Recasting those damnably patriarchal fairy tales has become something of a trend. And Margaret Atwood, who’s been known to pen the occasional acerbic fantasy, won’t be left out. Her Good Bones and Simple Murders, a collection of 35 very brief fictions and essays, includes “The Little Red Hen Tells All” and “Making a Man” (based on the Gingerbread Man tale). Illustrated with the author’s own line drawings, Good Bones is Atwood abbreviated; she reads from this attitudinal sampler at 6 p.m. at the Museum of Natural History’s Baird Auditorium, 10th & Constitution Ave. NW. $19. (202) 357-3030. (Nathalie op de Beeck)
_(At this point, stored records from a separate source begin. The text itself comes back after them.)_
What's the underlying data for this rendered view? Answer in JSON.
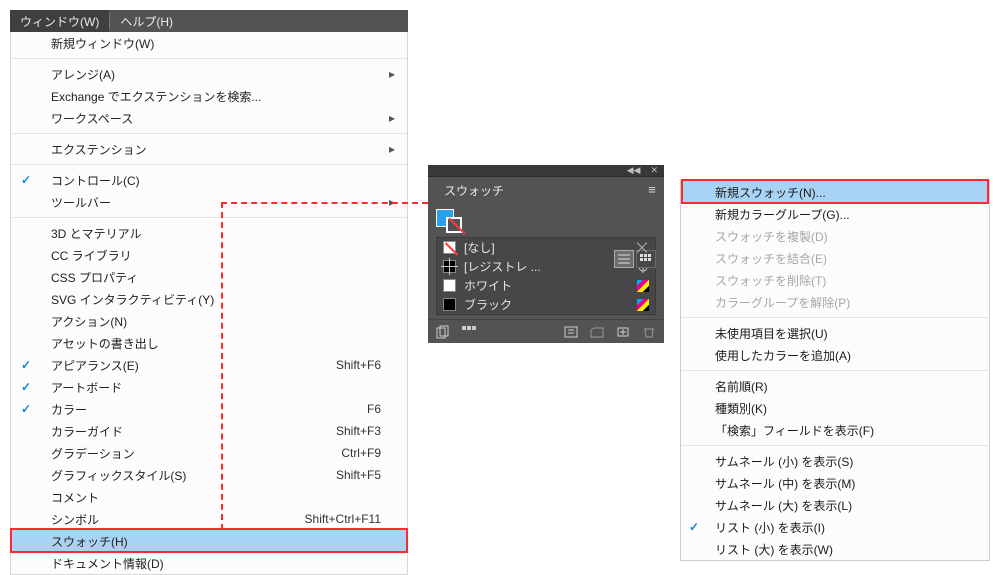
{
  "topbar": {
    "window_label": "ウィンドウ(W)",
    "help_label": "ヘルプ(H)"
  },
  "menu": [
    {
      "type": "item",
      "label": "新規ウィンドウ(W)"
    },
    {
      "type": "sep"
    },
    {
      "type": "item",
      "label": "アレンジ(A)",
      "submenu": true
    },
    {
      "type": "item",
      "label": "Exchange でエクステンションを検索..."
    },
    {
      "type": "item",
      "label": "ワークスペース",
      "submenu": true
    },
    {
      "type": "sep"
    },
    {
      "type": "item",
      "label": "エクステンション",
      "submenu": true
    },
    {
      "type": "sep"
    },
    {
      "type": "item",
      "label": "コントロール(C)",
      "checked": true
    },
    {
      "type": "item",
      "label": "ツールバー",
      "submenu": true
    },
    {
      "type": "sep"
    },
    {
      "type": "item",
      "label": "3D とマテリアル"
    },
    {
      "type": "item",
      "label": "CC ライブラリ"
    },
    {
      "type": "item",
      "label": "CSS プロパティ"
    },
    {
      "type": "item",
      "label": "SVG インタラクティビティ(Y)"
    },
    {
      "type": "item",
      "label": "アクション(N)"
    },
    {
      "type": "item",
      "label": "アセットの書き出し"
    },
    {
      "type": "item",
      "label": "アピアランス(E)",
      "checked": true,
      "shortcut": "Shift+F6"
    },
    {
      "type": "item",
      "label": "アートボード",
      "checked": true
    },
    {
      "type": "item",
      "label": "カラー",
      "checked": true,
      "shortcut": "F6"
    },
    {
      "type": "item",
      "label": "カラーガイド",
      "shortcut": "Shift+F3"
    },
    {
      "type": "item",
      "label": "グラデーション",
      "shortcut": "Ctrl+F9"
    },
    {
      "type": "item",
      "label": "グラフィックスタイル(S)",
      "shortcut": "Shift+F5"
    },
    {
      "type": "item",
      "label": "コメント"
    },
    {
      "type": "item",
      "label": "シンボル",
      "shortcut": "Shift+Ctrl+F11"
    },
    {
      "type": "item",
      "label": "スウォッチ(H)",
      "highlight": true
    },
    {
      "type": "item",
      "label": "ドキュメント情報(D)"
    }
  ],
  "panel": {
    "tab_label": "スウォッチ",
    "rows": [
      {
        "kind": "none",
        "label": "[なし]",
        "ind": "none"
      },
      {
        "kind": "reg",
        "label": "[レジストレ ...",
        "ind": "reg"
      },
      {
        "kind": "white",
        "label": "ホワイト",
        "ind": "cmyk"
      },
      {
        "kind": "black",
        "label": "ブラック",
        "ind": "cmyk"
      }
    ]
  },
  "flyout": [
    {
      "type": "item",
      "label": "新規スウォッチ(N)...",
      "highlight": true
    },
    {
      "type": "item",
      "label": "新規カラーグループ(G)..."
    },
    {
      "type": "item",
      "label": "スウォッチを複製(D)",
      "disabled": true
    },
    {
      "type": "item",
      "label": "スウォッチを結合(E)",
      "disabled": true
    },
    {
      "type": "item",
      "label": "スウォッチを削除(T)",
      "disabled": true
    },
    {
      "type": "item",
      "label": "カラーグループを解除(P)",
      "disabled": true
    },
    {
      "type": "sep"
    },
    {
      "type": "item",
      "label": "未使用項目を選択(U)"
    },
    {
      "type": "item",
      "label": "使用したカラーを追加(A)"
    },
    {
      "type": "sep"
    },
    {
      "type": "item",
      "label": "名前順(R)"
    },
    {
      "type": "item",
      "label": "種類別(K)"
    },
    {
      "type": "item",
      "label": "「検索」フィールドを表示(F)"
    },
    {
      "type": "sep"
    },
    {
      "type": "item",
      "label": "サムネール (小) を表示(S)"
    },
    {
      "type": "item",
      "label": "サムネール (中) を表示(M)"
    },
    {
      "type": "item",
      "label": "サムネール (大) を表示(L)"
    },
    {
      "type": "item",
      "label": "リスト (小) を表示(I)",
      "checked": true
    },
    {
      "type": "item",
      "label": "リスト (大) を表示(W)"
    }
  ]
}
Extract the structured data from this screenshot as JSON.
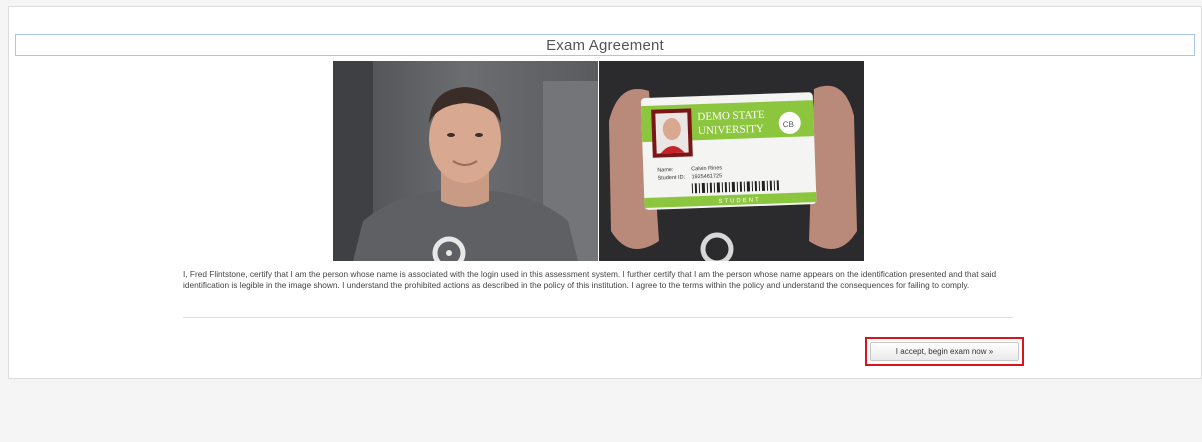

Sergei Paradjanov only made eight feature films in his 34-year career, but that he produced even that many is astonishing, given the Armenian/Georgian director’s antipathy to his Soviet bosses and his long periods of internal exile and imprisonment. This retrospective culminates with his four mature films, Shadows of Forgotten Ancestors (Dec. 11, 8:15 p.m.; Dec. 14, 8:30 p.m.), The Color of Pomegranates (Dec. 18, 7:15 p.m.; Dec. 19, 6 p.m.), The Legend of the Suram Fortress (pictured, Dec. 19, 7:30 p.m.; Dec. 20, 6:30 p.m.), and Ashkik Kerab (Dec. 19, 9:15 p.m.; Dec. 21, 6 p.m.), whose tales of poets, minstrels, wanderers, and martyrs are a riot of traditional imagery, arcane symbolism, and semidisguised autobiography. These are preceded by the Washington premieres of the director’s earlier films, including eccentric semisubversions of such Soviet genres as the World War II (Ukrainian Rhapsody, Dec. 7, 6:30 p.m.; Dec. 12, 6:30 p.m.) and collective-industry film (Little Flower on a Stone, Dec. 9, 6:30 p.m.; Dec. 13, 6:30 p.m.). At the Kennedy Center’s American Film Institute Theater. $6. (202) 785-4601. (Mark Jenkins)


Thanks to Quentin Tarantino and Richard Linklater, among others, ’70s music is back in a big way on the big screen—but only on soundtracks. In fact, the glorious decade featured in AFI’s “The Sounds of the Seventies” survey was dominated by the full-fledged pop musical. The series celebrates genres from punk (Rock ‘n’ Roll High School, Dec. 17, 8:15 p.m.) to what’s now called classic rock (The Last Waltz, Dec. 10, 8:45 p.m.; Dec. 12, 8 p.m.) to disco (Saturday Night Fever, pictured, Dec. 3, 7 & 9:15 p.m.). The latter holds up particularly well, especially in light of Tarantino’s inept direction of John Travolta in Pulp Fiction‘s overrated dance scene, a hipper-than-thou allusion that falls flat. Along with Tommy (Dec. 13, 8 p.m.; Dec. 14, 6:30 p.m.), Gimme Shelter (Dec. 9, 8 & 9:45 p.m.), The Great Rock ‘n’ Roll Swindle (Dec. 17, 10 p.m.; Dec. 21, 9:15 p.m.), The Song Remains the Same (Dec. 30, 9:30 p.m.; Dec. 31, 9:15 p.m.), and Pink Floyd: The Wall (Dec. 2, 8:15 & 10:10 p.m.; Dec. 5, 9:15 p.m.), these are the midnight movies that nurtured a generation. At the Kennedy Center’s American Film Institute Theater. $6. (202) 785-4601. (Eddie Dean)